3. Total Commuting Miles - the automobile expense of going between your home and your office each day are not deductible. If, however, you travel to temporary business locations away from your regular business location, these are business miles, regardless of distance;
4. Other Personal Miles - everything else, such as trips to the doctor, driving your kids to school, charitable miles, etc.
Most importantly, the IRS requires that you keep adequate records to support your business deductions and that these records are updated at or near the time of business. We recommend keeping a small notebook in your car to record your business and personal travel daily by recording the date, beginning and ending odometer readings, and the purpose of the travel.
One of the most popular and most enjoyable of business deductions is the business meal deduction. You are allowed to deduct 50% of qualified meal expenses. There are several important steps you need to follow:
1. The meal must be arranged with the intent of discussing business. Your companion must reasonably expect a business reason for the meal.
2. You must discuss business before, during or after the meal.
3. The meal must take place in surroundings conducive to doing business.
Bulletproof Your Deduction
In an audit, you must be able to answer the following questions about the meals you deduct as a business expense:
- Who was entertained and what is the business relationship?
- Where did the meal take place?
- When did the meal take place?
- Why did the meal take place?
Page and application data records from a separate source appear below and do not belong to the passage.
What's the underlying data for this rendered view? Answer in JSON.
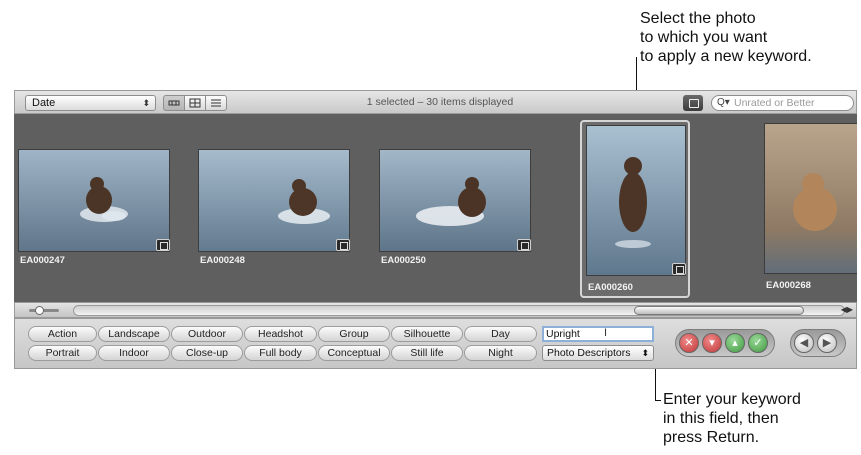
{
  "callouts": {
    "top": "Select the photo\nto which you want\nto apply a new keyword.",
    "bottom": "Enter your keyword\nin this field, then\npress Return."
  },
  "toolbar": {
    "sort_value": "Date",
    "view_buttons": [
      "filmstrip-view-icon",
      "grid-view-icon",
      "list-view-icon"
    ],
    "status": "1 selected – 30 items displayed",
    "search_placeholder": "Unrated or Better"
  },
  "thumbnails": [
    {
      "label": "EA000247",
      "selected": false
    },
    {
      "label": "EA000248",
      "selected": false
    },
    {
      "label": "EA000250",
      "selected": false
    },
    {
      "label": "EA000260",
      "selected": true
    },
    {
      "label": "EA000268",
      "selected": false
    }
  ],
  "keyword_buttons": {
    "row1": [
      "Action",
      "Landscape",
      "Outdoor",
      "Headshot",
      "Group",
      "Silhouette",
      "Day"
    ],
    "row2": [
      "Portrait",
      "Indoor",
      "Close-up",
      "Full body",
      "Conceptual",
      "Still life",
      "Night"
    ]
  },
  "keyword_input": "Upright",
  "keyword_set": "Photo Descriptors",
  "rating_buttons": [
    "reject-icon",
    "decrease-rating-icon",
    "increase-rating-icon",
    "select-icon"
  ],
  "nav_buttons": [
    "previous-icon",
    "next-icon"
  ],
  "colors": {
    "browser_bg": "#5f5f5f",
    "reject": "#d94a4a",
    "increase": "#4aa84a",
    "input_focus": "#8db0d8"
  }
}
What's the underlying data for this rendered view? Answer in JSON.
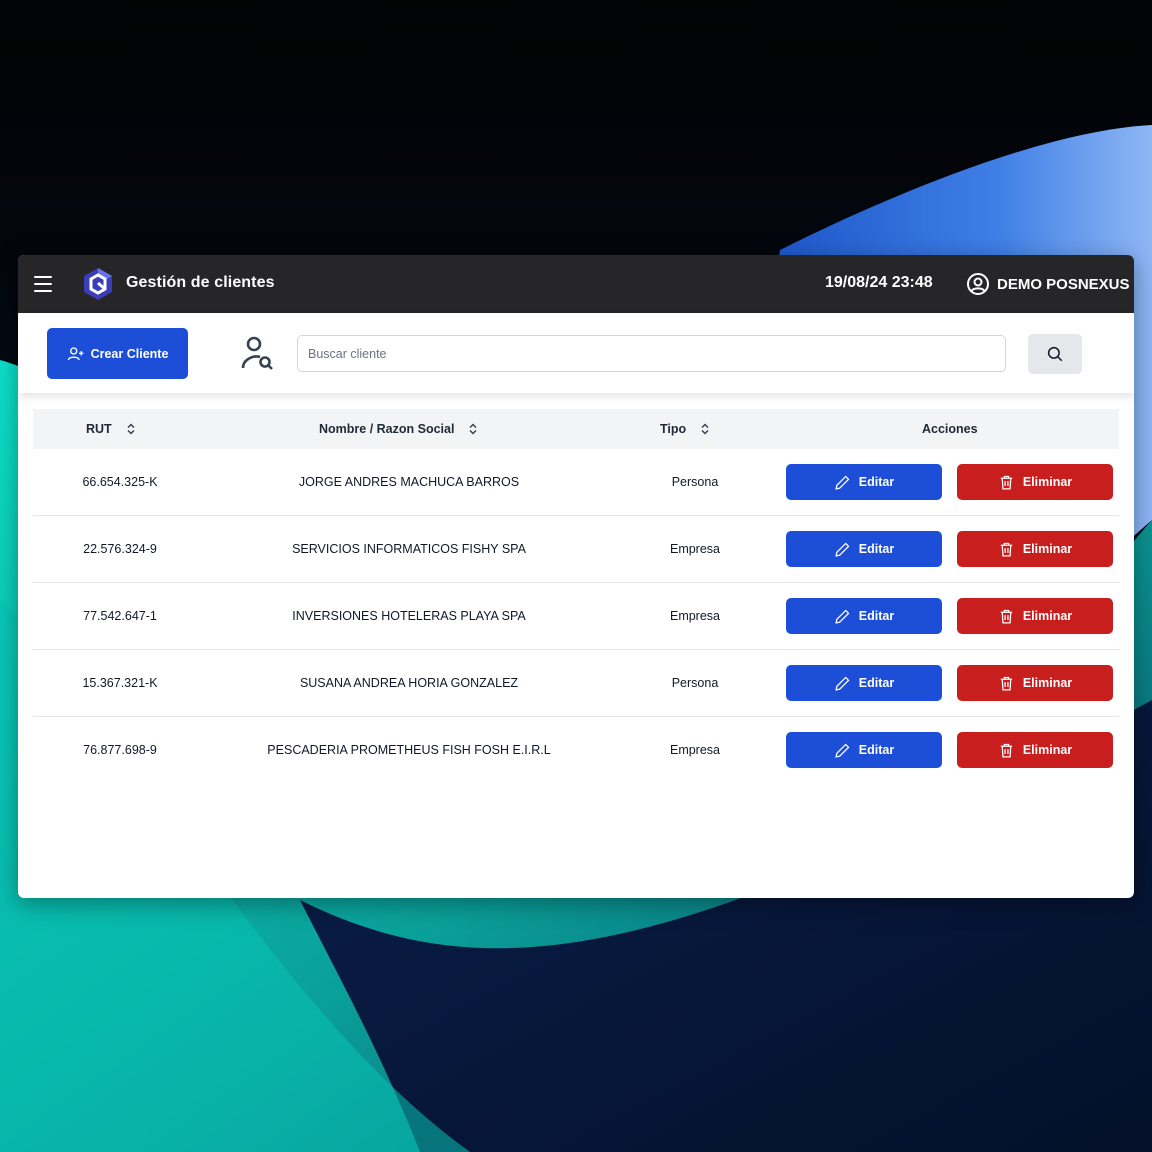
{
  "colors": {
    "topbar": "#262628",
    "primary": "#1d4ed8",
    "danger": "#c81e1e",
    "header_bg": "#f3f4f6"
  },
  "header": {
    "menu_icon": "hamburger-icon",
    "logo_icon": "posnexus-logo",
    "title": "Gestión de clientes",
    "datetime": "19/08/24 23:48",
    "user_icon": "user-circle-icon",
    "user_name": "DEMO POSNEXUS"
  },
  "toolbar": {
    "create_label": "Crear Cliente",
    "create_icon": "user-plus-icon",
    "search_user_icon": "user-search-icon",
    "search_placeholder": "Buscar cliente",
    "search_value": "",
    "search_button_icon": "search-icon"
  },
  "table": {
    "columns": {
      "rut": "RUT",
      "nombre": "Nombre / Razon Social",
      "tipo": "Tipo",
      "acciones": "Acciones"
    },
    "rows": [
      {
        "rut": "66.654.325-K",
        "nombre": "JORGE ANDRES MACHUCA BARROS",
        "tipo": "Persona"
      },
      {
        "rut": "22.576.324-9",
        "nombre": "SERVICIOS INFORMATICOS FISHY SPA",
        "tipo": "Empresa"
      },
      {
        "rut": "77.542.647-1",
        "nombre": "INVERSIONES HOTELERAS PLAYA SPA",
        "tipo": "Empresa"
      },
      {
        "rut": "15.367.321-K",
        "nombre": "SUSANA ANDREA HORIA GONZALEZ",
        "tipo": "Persona"
      },
      {
        "rut": "76.877.698-9",
        "nombre": "PESCADERIA PROMETHEUS FISH FOSH E.I.R.L",
        "tipo": "Empresa"
      }
    ],
    "edit_label": "Editar",
    "delete_label": "Eliminar"
  }
}
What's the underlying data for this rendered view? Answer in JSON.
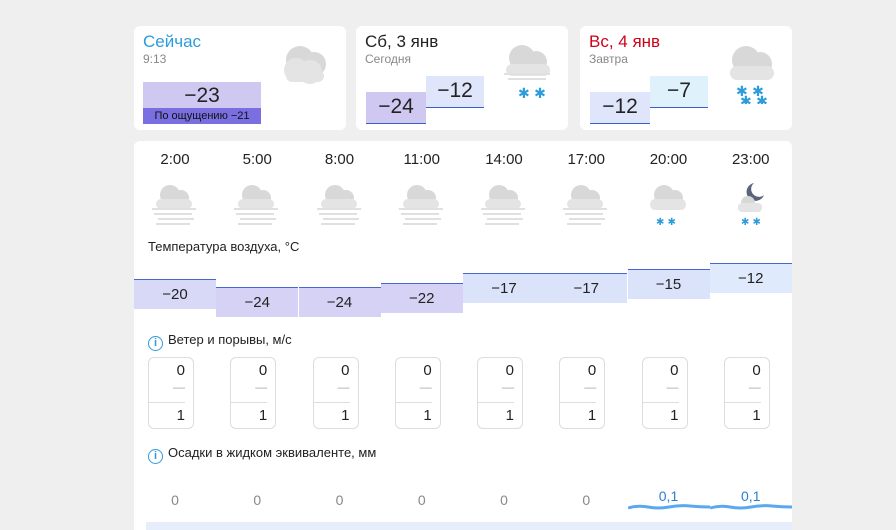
{
  "now": {
    "title": "Сейчас",
    "time": "9:13",
    "temp": "−23",
    "feels": "По ощущению −21",
    "title_color": "#2d9cdb",
    "icon": "cloudy-icon"
  },
  "days": [
    {
      "title": "Сб, 3 янв",
      "sub": "Сегодня",
      "low": "−24",
      "high": "−12",
      "icon": "cloud-snow-icon"
    },
    {
      "title": "Вс, 4 янв",
      "sub": "Завтра",
      "low": "−12",
      "high": "−7",
      "icon": "cloud-snow-icon",
      "title_color": "#d0021b"
    }
  ],
  "hourly": {
    "times": [
      "2:00",
      "5:00",
      "8:00",
      "11:00",
      "14:00",
      "17:00",
      "20:00",
      "23:00"
    ],
    "icons": [
      "fog-cloud-icon",
      "fog-cloud-icon",
      "fog-cloud-icon",
      "fog-cloud-icon",
      "fog-cloud-icon",
      "fog-cloud-icon",
      "cloud-snow-icon",
      "moon-cloud-snow-icon"
    ],
    "temp_label": "Температура воздуха, °C",
    "temps": [
      "−20",
      "−24",
      "−24",
      "−22",
      "−17",
      "−17",
      "−15",
      "−12"
    ],
    "temp_values": [
      -20,
      -24,
      -24,
      -22,
      -17,
      -17,
      -15,
      -12
    ],
    "wind_label": "Ветер и порывы, м/с",
    "wind": [
      "0",
      "0",
      "0",
      "0",
      "0",
      "0",
      "0",
      "0"
    ],
    "wind_dash": "—",
    "gusts": [
      "1",
      "1",
      "1",
      "1",
      "1",
      "1",
      "1",
      "1"
    ],
    "precip_label": "Осадки в жидком эквиваленте, мм",
    "precip": [
      "0",
      "0",
      "0",
      "0",
      "0",
      "0",
      "0,1",
      "0,1"
    ]
  },
  "info_glyph": "i"
}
Be brief but very specific.
The answers to these questions should be recorded in a timely fashion, either on the actual receipt or in your business expense log.
Home Office Deduction
You have probably wondered if a home office is really worth deducting. The answer is very likely yes! Of course, you should consult your CPA or tax accountant in order to make the best decision for you.
Your home office is deductible if any one of the following requirements are met:
1. It is your principal place of business or where you perform a substantial portion of your administrative or management activities;
2. It is where you meet and deal with your clients, patients, etc;
3. It is a separate structure not attached to your home; i.e. an artist's studio, a carpenter's workshop, etc;
4. You use the space to store inventory.
Most importantly, your home office must be used exclusively and regularly for your business.
What Home Expenses are Deductible?
The most common way to allocate expenses to your home office is the square footage method. It is based on the total useable square footage of the house. For example, if you have 2,000 usable square feet in your home, and your home office is 300 square feet, your home office allocation is 300 / 2,000 = 15%.
In this scenario, you would be able to deduct 15% of your mortgage interest, property taxes, home insurance, rent, utilities, repairs, home depreciation, certain home improvements, etc. If you meet clients in your home, you would also be able to deduct 15% of your yard maintenance and house cleaning costs.
Bulletproof Your Deduction
1. Take a yearly, dated picture of your home office to establish that it was used exclusively for business. (Remove any personal items first!) If you are audited, you will be able to prove you were eligible for the deduction in the past.
2. Keep records of the square footage of your home and home office. If you do not have blueprints, draw a picture showing measurements of your home and office.
3. Keep a calendar including guest to your home office. It does not need to be formal, but it should include your guest's name, date of the visit and the purpose.
4. Keep a work activity log for time spent in your home office. This will help you prove that you used your home office regularly.
Of course, any expense which is paid or incurred during the tax year to carry on a trade or business is generally deductible. There is an overriding requirement that all such expenses be ordinary and necessary. Thus, supplies, cost of goods sold, office expenses can all be deductible. Certain expenses must be deducted over time (e.g. equipment, building improvements, purchased goodwill). Talk to your CPA or tax accountant to determine all of the available deductions for your business.